**What needs to be done:**
Where a line below holds the string "name", that line goes into the answer.

(Listed entries)

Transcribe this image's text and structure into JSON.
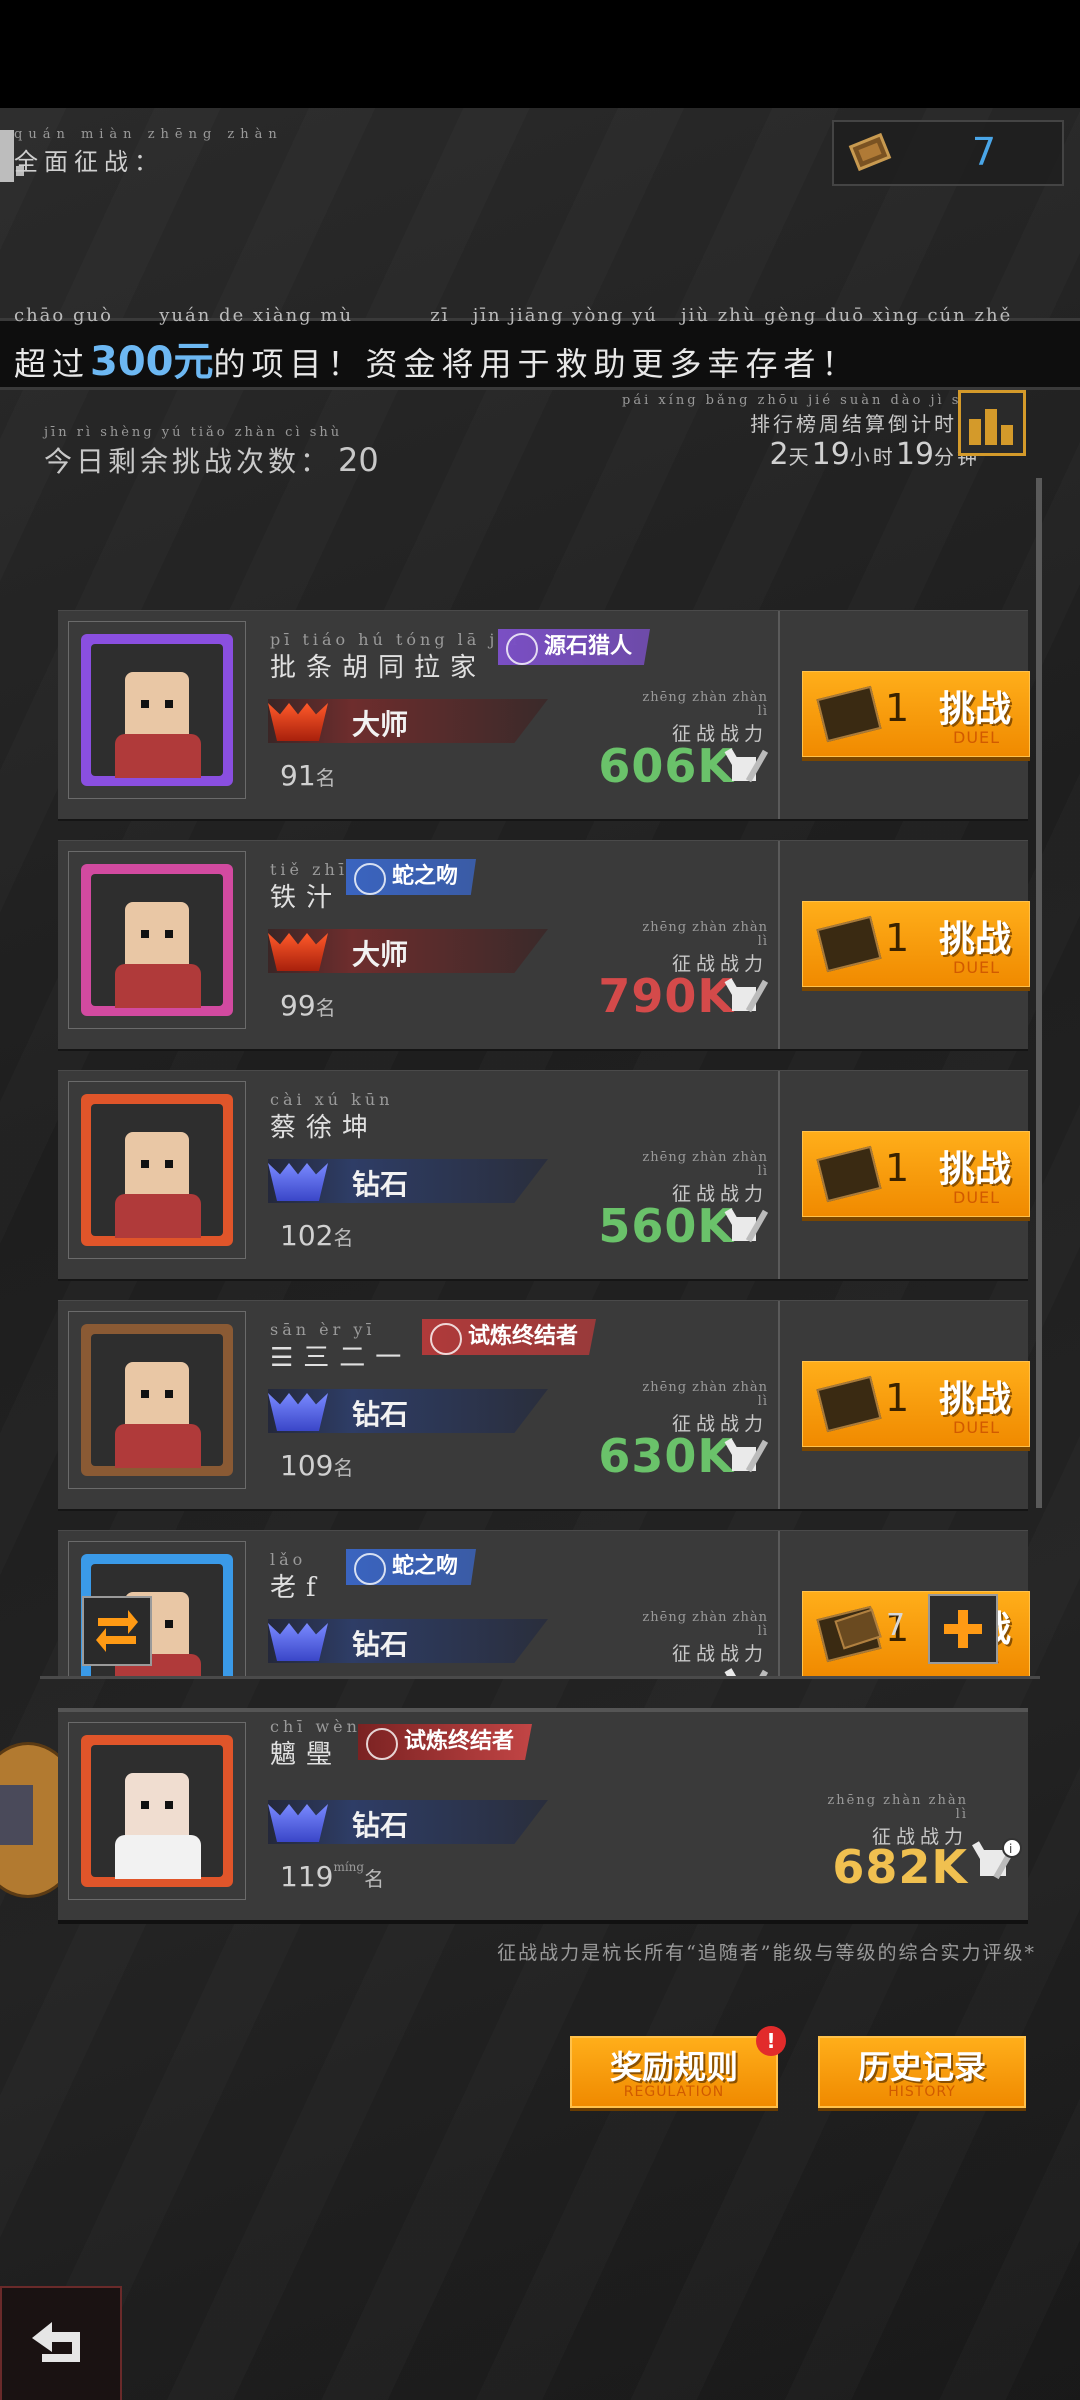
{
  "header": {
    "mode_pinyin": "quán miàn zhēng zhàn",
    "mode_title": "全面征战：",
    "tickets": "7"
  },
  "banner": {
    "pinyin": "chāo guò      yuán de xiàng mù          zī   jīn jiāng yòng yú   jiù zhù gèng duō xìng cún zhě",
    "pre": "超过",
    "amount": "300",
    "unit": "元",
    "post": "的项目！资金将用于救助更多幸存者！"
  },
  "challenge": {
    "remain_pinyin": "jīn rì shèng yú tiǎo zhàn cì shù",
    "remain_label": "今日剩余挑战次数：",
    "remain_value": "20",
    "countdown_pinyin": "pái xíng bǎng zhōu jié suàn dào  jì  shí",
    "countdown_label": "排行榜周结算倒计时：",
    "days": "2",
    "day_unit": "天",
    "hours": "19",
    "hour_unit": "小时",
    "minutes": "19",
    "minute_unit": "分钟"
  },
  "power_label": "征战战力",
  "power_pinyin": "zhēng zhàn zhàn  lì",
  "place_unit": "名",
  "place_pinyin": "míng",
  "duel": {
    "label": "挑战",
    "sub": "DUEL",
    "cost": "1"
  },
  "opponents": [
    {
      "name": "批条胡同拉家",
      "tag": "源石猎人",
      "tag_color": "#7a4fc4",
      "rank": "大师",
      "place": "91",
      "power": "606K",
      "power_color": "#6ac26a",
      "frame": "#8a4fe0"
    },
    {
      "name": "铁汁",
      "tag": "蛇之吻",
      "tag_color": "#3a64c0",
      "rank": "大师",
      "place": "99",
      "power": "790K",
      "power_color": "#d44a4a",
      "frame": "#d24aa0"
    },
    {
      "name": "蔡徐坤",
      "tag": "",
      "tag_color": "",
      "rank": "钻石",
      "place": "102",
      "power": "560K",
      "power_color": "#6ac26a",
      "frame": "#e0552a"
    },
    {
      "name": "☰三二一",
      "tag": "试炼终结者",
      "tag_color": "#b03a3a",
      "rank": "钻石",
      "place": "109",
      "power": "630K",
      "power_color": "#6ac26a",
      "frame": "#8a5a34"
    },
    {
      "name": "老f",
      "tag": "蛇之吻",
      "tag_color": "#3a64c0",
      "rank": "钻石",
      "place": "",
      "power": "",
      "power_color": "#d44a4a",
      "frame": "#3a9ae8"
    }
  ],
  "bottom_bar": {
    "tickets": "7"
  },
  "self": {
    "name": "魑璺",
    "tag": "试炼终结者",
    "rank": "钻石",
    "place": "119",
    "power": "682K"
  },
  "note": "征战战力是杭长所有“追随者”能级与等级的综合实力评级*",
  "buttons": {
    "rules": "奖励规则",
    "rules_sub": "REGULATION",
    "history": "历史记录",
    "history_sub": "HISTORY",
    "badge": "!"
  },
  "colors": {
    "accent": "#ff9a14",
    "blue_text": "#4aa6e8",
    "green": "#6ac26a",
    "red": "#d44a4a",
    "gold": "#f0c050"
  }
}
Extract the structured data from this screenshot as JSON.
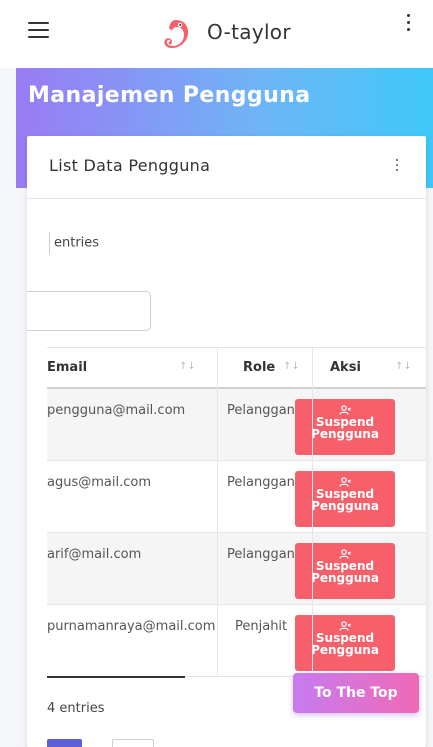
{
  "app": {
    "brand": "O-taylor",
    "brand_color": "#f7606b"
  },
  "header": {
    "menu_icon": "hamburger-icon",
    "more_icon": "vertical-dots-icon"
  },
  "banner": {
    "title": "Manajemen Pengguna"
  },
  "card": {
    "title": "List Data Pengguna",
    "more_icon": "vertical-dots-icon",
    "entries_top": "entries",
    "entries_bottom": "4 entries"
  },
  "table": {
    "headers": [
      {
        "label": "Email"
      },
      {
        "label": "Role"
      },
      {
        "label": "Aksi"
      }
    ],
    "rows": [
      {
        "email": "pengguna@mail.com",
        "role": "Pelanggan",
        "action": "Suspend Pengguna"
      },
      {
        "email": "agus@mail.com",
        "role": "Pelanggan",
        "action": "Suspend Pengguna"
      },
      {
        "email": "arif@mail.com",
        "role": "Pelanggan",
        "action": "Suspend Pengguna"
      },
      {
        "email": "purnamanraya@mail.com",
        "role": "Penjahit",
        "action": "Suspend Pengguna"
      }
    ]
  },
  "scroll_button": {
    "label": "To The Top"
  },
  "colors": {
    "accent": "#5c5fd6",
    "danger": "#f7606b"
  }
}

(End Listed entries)

**Solution:**
      "name": "批条胡同拉家",
      "name": "铁汁",
      "name": "蔡徐坤",
      "name": "☰三二一",
      "name": "老f",
    "name": "魑璺",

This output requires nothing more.